Toyota is as much a state of mind as it is a car company. Although the competitivity and longivity of Toyota can be explained by the full exploitation of the Total Production System (TPS), the true foundations reside in its culture and the application of 14 management principles.
This serie of posts discuss the opportunity to leverage these principles within a project management practice, should it be internal or external to an Enterprise.
Suggested by Jeffrey K. Liker, these 14 principles can be integrated in four broader categories: Philosophy, Process, People/Partners, and Problem Solving.
SECTION II: THE RIGHT PROCESS WILL PRODUCE THE RIGHT RESULTS
Principle 2. Create continuous process flow to bring problems to the surface.
- Redesign work processes to achieve high value-added, continuos flow. Strive to cut back to zero the amount of time that any work project is sitting idle or waiting for someone to work on it.
- Create flow to move material and information fast as well as to link process and people together so that problems surface right away.
- Make flow evident throughout the organizational culture. It is a key to a true continuous improvement process and to developing people.

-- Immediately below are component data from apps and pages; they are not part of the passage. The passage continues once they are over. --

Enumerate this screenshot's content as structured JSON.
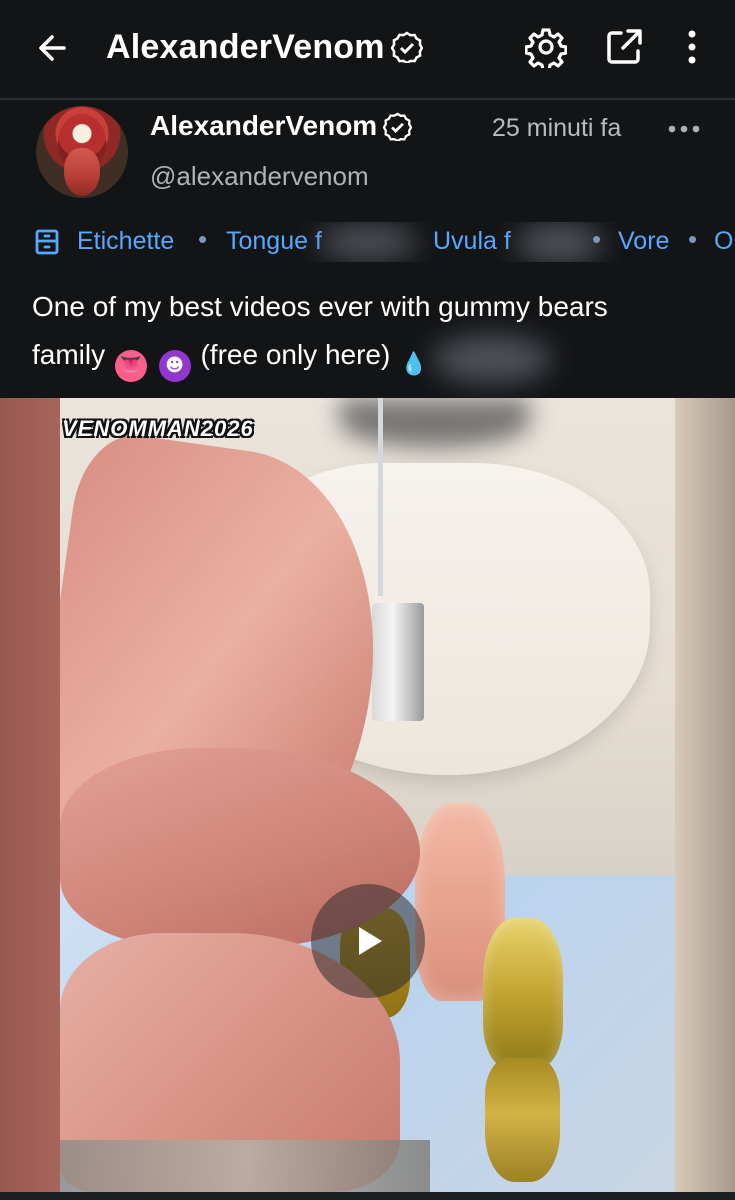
{
  "header": {
    "title": "AlexanderVenom",
    "back_icon": "arrow-left-icon",
    "settings_icon": "gear-icon",
    "share_icon": "share-icon",
    "more_icon": "more-vertical-icon",
    "verified_icon": "verified-badge-icon"
  },
  "post": {
    "author": "AlexanderVenom",
    "handle": "@alexandervenom",
    "time": "25 minuti fa",
    "more_icon": "more-horizontal-icon",
    "tags_label": "Etichette",
    "tags": [
      "Tongue f",
      "Uvula f",
      "Vore",
      "O"
    ],
    "caption_line1": "One of my best videos ever with gummy bears",
    "caption_line2_prefix": "family",
    "caption_line2_suffix": "(free only here)",
    "emojis": [
      "tongue-emoji",
      "devil-emoji",
      "droplet-emoji"
    ]
  },
  "media": {
    "watermark": "VENOMMAN2026",
    "play_icon": "play-icon"
  },
  "colors": {
    "background": "#131416",
    "accent_blue": "#56a9ff",
    "muted_text": "#aeb2b8"
  }
}
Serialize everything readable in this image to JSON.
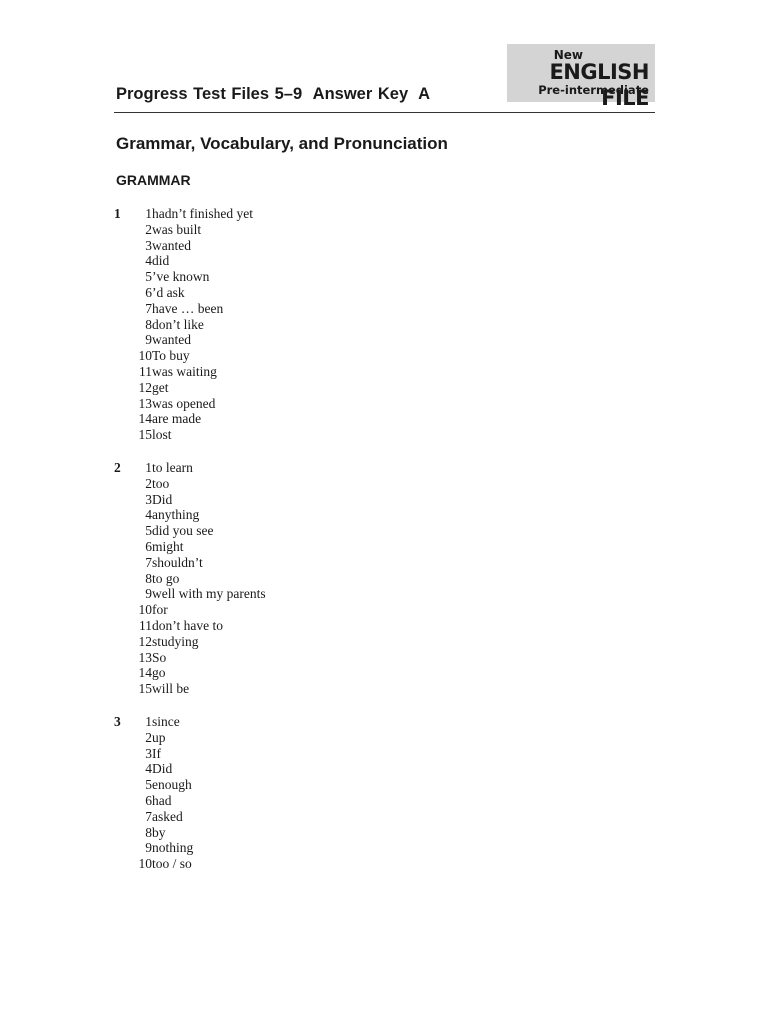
{
  "logo": {
    "line1": "New",
    "line2": "ENGLISH FILE",
    "line3": "Pre-intermediate"
  },
  "header": {
    "title": "Progress Test Files 5–9  Answer Key",
    "version": "A"
  },
  "section": {
    "title": "Grammar, Vocabulary, and Pronunciation",
    "subsection": "GRAMMAR"
  },
  "exercises": [
    {
      "number": "1",
      "items": [
        {
          "n": "1",
          "a": "hadn’t finished yet"
        },
        {
          "n": "2",
          "a": "was built"
        },
        {
          "n": "3",
          "a": "wanted"
        },
        {
          "n": "4",
          "a": "did"
        },
        {
          "n": "5",
          "a": "’ve known"
        },
        {
          "n": "6",
          "a": "’d ask"
        },
        {
          "n": "7",
          "a": "have … been"
        },
        {
          "n": "8",
          "a": "don’t like"
        },
        {
          "n": "9",
          "a": "wanted"
        },
        {
          "n": "10",
          "a": "To buy"
        },
        {
          "n": "11",
          "a": "was waiting"
        },
        {
          "n": "12",
          "a": "get"
        },
        {
          "n": "13",
          "a": "was opened"
        },
        {
          "n": "14",
          "a": "are made"
        },
        {
          "n": "15",
          "a": "lost"
        }
      ]
    },
    {
      "number": "2",
      "items": [
        {
          "n": "1",
          "a": "to learn"
        },
        {
          "n": "2",
          "a": "too"
        },
        {
          "n": "3",
          "a": "Did"
        },
        {
          "n": "4",
          "a": "anything"
        },
        {
          "n": "5",
          "a": "did you see"
        },
        {
          "n": "6",
          "a": "might"
        },
        {
          "n": "7",
          "a": "shouldn’t"
        },
        {
          "n": "8",
          "a": "to go"
        },
        {
          "n": "9",
          "a": "well with my parents"
        },
        {
          "n": "10",
          "a": "for"
        },
        {
          "n": "11",
          "a": "don’t have to"
        },
        {
          "n": "12",
          "a": "studying"
        },
        {
          "n": "13",
          "a": "So"
        },
        {
          "n": "14",
          "a": "go"
        },
        {
          "n": "15",
          "a": "will be"
        }
      ]
    },
    {
      "number": "3",
      "items": [
        {
          "n": "1",
          "a": "since"
        },
        {
          "n": "2",
          "a": "up"
        },
        {
          "n": "3",
          "a": "If"
        },
        {
          "n": "4",
          "a": "Did"
        },
        {
          "n": "5",
          "a": "enough"
        },
        {
          "n": "6",
          "a": "had"
        },
        {
          "n": "7",
          "a": "asked"
        },
        {
          "n": "8",
          "a": "by"
        },
        {
          "n": "9",
          "a": "nothing"
        },
        {
          "n": "10",
          "a": "too / so"
        }
      ]
    }
  ]
}
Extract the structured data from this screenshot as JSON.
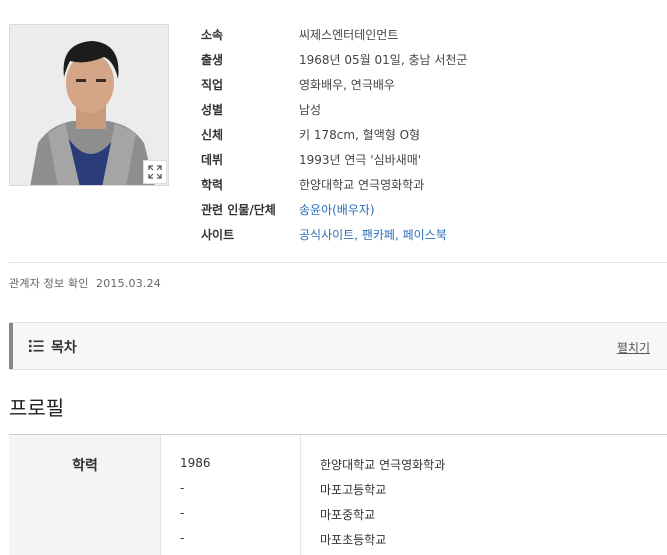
{
  "profile": {
    "rows": [
      {
        "key": "소속",
        "value": "씨제스엔터테인먼트"
      },
      {
        "key": "출생",
        "value": "1968년 05월 01일, 충남 서천군"
      },
      {
        "key": "직업",
        "value": "영화배우, 연극배우"
      },
      {
        "key": "성별",
        "value": "남성"
      },
      {
        "key": "신체",
        "value": "키 178cm, 혈액형 O형"
      },
      {
        "key": "데뷔",
        "value": "1993년 연극 '심바새매'"
      },
      {
        "key": "학력",
        "value": "한양대학교 연극영화학과"
      },
      {
        "key": "관련 인물/단체",
        "value": "송윤아(배우자)"
      },
      {
        "key": "사이트",
        "value": "공식사이트, 팬카페, 페이스북"
      }
    ],
    "photo_icon": "expand-icon"
  },
  "confirm_text": "관계자 정보 확인  2015.03.24",
  "toc": {
    "title": "목차",
    "expand_label": "펼치기",
    "icon": "list-icon"
  },
  "section": {
    "title": "프로필"
  },
  "education": {
    "label": "학력",
    "entries": [
      {
        "year": "1986",
        "school": "한양대학교 연극영화학과"
      },
      {
        "year": "-",
        "school": "마포고등학교"
      },
      {
        "year": "-",
        "school": "마포중학교"
      },
      {
        "year": "-",
        "school": "마포초등학교"
      }
    ]
  }
}
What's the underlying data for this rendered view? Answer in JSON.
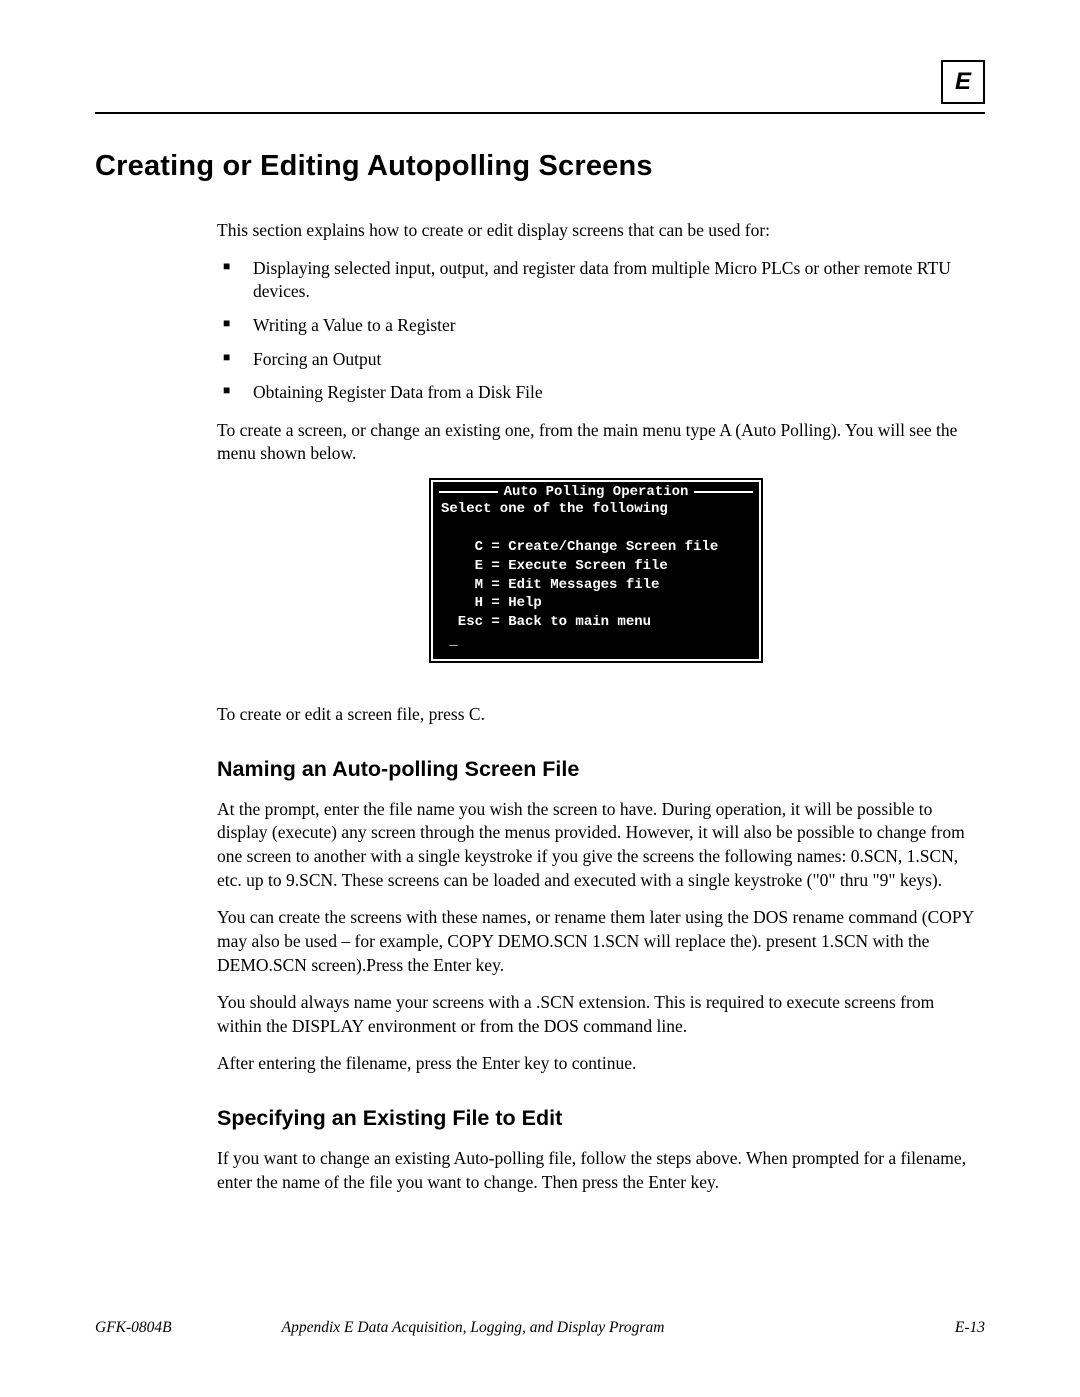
{
  "header": {
    "section_letter": "E"
  },
  "title": "Creating or Editing Autopolling Screens",
  "intro": "This section explains how to create or edit display screens that can be used for:",
  "bullets": [
    "Displaying selected input, output, and register data from multiple Micro PLCs or other remote RTU devices.",
    "Writing a Value to a Register",
    "Forcing an Output",
    "Obtaining Register Data from a Disk File"
  ],
  "after_bullets": "To create a screen, or change an existing one, from the main menu type A (Auto Polling). You will see the menu shown below.",
  "terminal": {
    "title": "Auto Polling Operation",
    "lines": "Select one of the following\n\n    C = Create/Change Screen file\n    E = Execute Screen file\n    M = Edit Messages file\n    H = Help\n  Esc = Back to main menu\n _"
  },
  "after_terminal": "To create or edit a screen file, press C.",
  "sections": [
    {
      "heading": "Naming an Auto-polling Screen File",
      "paragraphs": [
        "At the prompt, enter the file name you wish the screen to have.  During operation, it will be possible to display (execute) any screen through the menus provided. However, it will also be possible to change from one screen to another with a single keystroke if you give the screens the following names:  0.SCN, 1.SCN, etc. up to 9.SCN. These screens can be loaded and executed with a single keystroke (\"0\" thru \"9\" keys).",
        "You can create the screens with these names, or rename them later using the DOS rename command (COPY may also be used – for example, COPY DEMO.SCN 1.SCN will replace the). present 1.SCN with the DEMO.SCN screen).Press the Enter key.",
        "You should always name your screens with a .SCN extension. This is required to execute screens from within the DISPLAY environment or from the DOS command line.",
        "After entering the filename, press the Enter key to continue."
      ]
    },
    {
      "heading": "Specifying an Existing File to Edit",
      "paragraphs": [
        "If you want to change an existing Auto-polling file, follow the steps above. When prompted for a filename, enter the name of the file you want to change. Then press the Enter key."
      ]
    }
  ],
  "footer": {
    "doc_id": "GFK-0804B",
    "appendix": "Appendix E Data Acquisition, Logging, and Display Program",
    "page": "E-13"
  }
}
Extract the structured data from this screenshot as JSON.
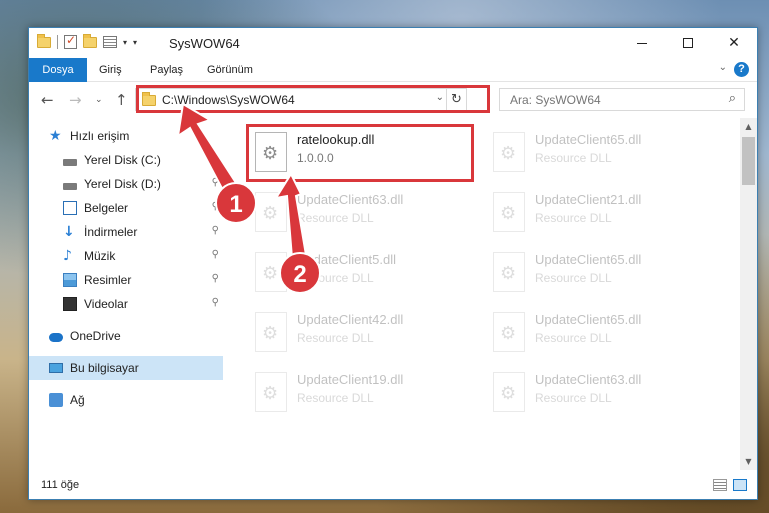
{
  "window": {
    "title": "SysWOW64"
  },
  "ribbon": {
    "tabs": [
      "Dosya",
      "Giriş",
      "Paylaş",
      "Görünüm"
    ]
  },
  "address": {
    "path": "C:\\Windows\\SysWOW64"
  },
  "search": {
    "placeholder": "Ara: SysWOW64"
  },
  "sidebar": {
    "items": [
      {
        "label": "Hızlı erişim"
      },
      {
        "label": "Yerel Disk (C:)"
      },
      {
        "label": "Yerel Disk (D:)"
      },
      {
        "label": "Belgeler"
      },
      {
        "label": "İndirmeler"
      },
      {
        "label": "Müzik"
      },
      {
        "label": "Resimler"
      },
      {
        "label": "Videolar"
      },
      {
        "label": "OneDrive"
      },
      {
        "label": "Bu bilgisayar"
      },
      {
        "label": "Ağ"
      }
    ]
  },
  "files": [
    {
      "name": "ratelookup.dll",
      "desc": "1.0.0.0"
    },
    {
      "name": "UpdateClient65.dll",
      "desc": "Resource DLL"
    },
    {
      "name": "UpdateClient63.dll",
      "desc": "Resource DLL"
    },
    {
      "name": "UpdateClient21.dll",
      "desc": "Resource DLL"
    },
    {
      "name": "UpdateClient5.dll",
      "desc": "Resource DLL"
    },
    {
      "name": "UpdateClient65.dll",
      "desc": "Resource DLL"
    },
    {
      "name": "UpdateClient42.dll",
      "desc": "Resource DLL"
    },
    {
      "name": "UpdateClient65.dll",
      "desc": "Resource DLL"
    },
    {
      "name": "UpdateClient19.dll",
      "desc": "Resource DLL"
    },
    {
      "name": "UpdateClient63.dll",
      "desc": "Resource DLL"
    }
  ],
  "status": {
    "count": "111 öğe"
  },
  "callouts": {
    "first": "1",
    "second": "2"
  },
  "colors": {
    "accent": "#1979ca",
    "highlight": "#d9373b",
    "selected": "#cce4f7"
  }
}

This second principle highlights several areas to focus on: Value-added task, Idle activity, make it visible, and accelerate flow. It is amazing to see how the project management discipline can be assimilated to a mass producing system instead of being a one piece flow:
- Tasks are often grouped by competencies or discipline
- Pace and organization of functional workshops are different
- Issues are not shared outside sub functional groups
- Documentation can sit a long time before validation
Let’s consider some of the repetitive tasks that should take place in a project:
- Workshop Management
- Documentation Management (See Project Documentation – Value for Money)
- Risks and issues management
- Validation Management.
Very often these activities are grouped by functional area and specific experts meet together to sequentially address all of these tasks. It creates a huge burden on the scheduling side, hides inefficiencies of the sub organizations and create waste by trying to maximize the utilization of each project resources. This is in a nutshell the standard characteristics of a mass production system.
In “One Piece flow” if there is an issue in deliverable it causes the entire project to stop executing. Jim Collins refers this as positioning red flags mechanism in the process and it can easily take place in any project. It forces problems to surface immediately and make the entire project team to address them.
In Enterprise Projects such as implementing an ERP, CRM, SCM …, I see this paradox of mass producing system in project management causing the well known project overruns. The key generators of such failure is often coming from:
- Poor or inadequate project methodology
- Limited multi skilled consultants that force the creation of independent sub organizations within the project
- No continuous improvement efforts focusing on value added tasks and willingness to stick with rigid process to an apparent control of the project.
Application of a true one piece flow system could deliver higher productivity, real flexibility, builds in quality an improved moral.
SEE THE OTHERS 14 MANAGEMENT PRINCIPLES OF THE TOYOTA WAY.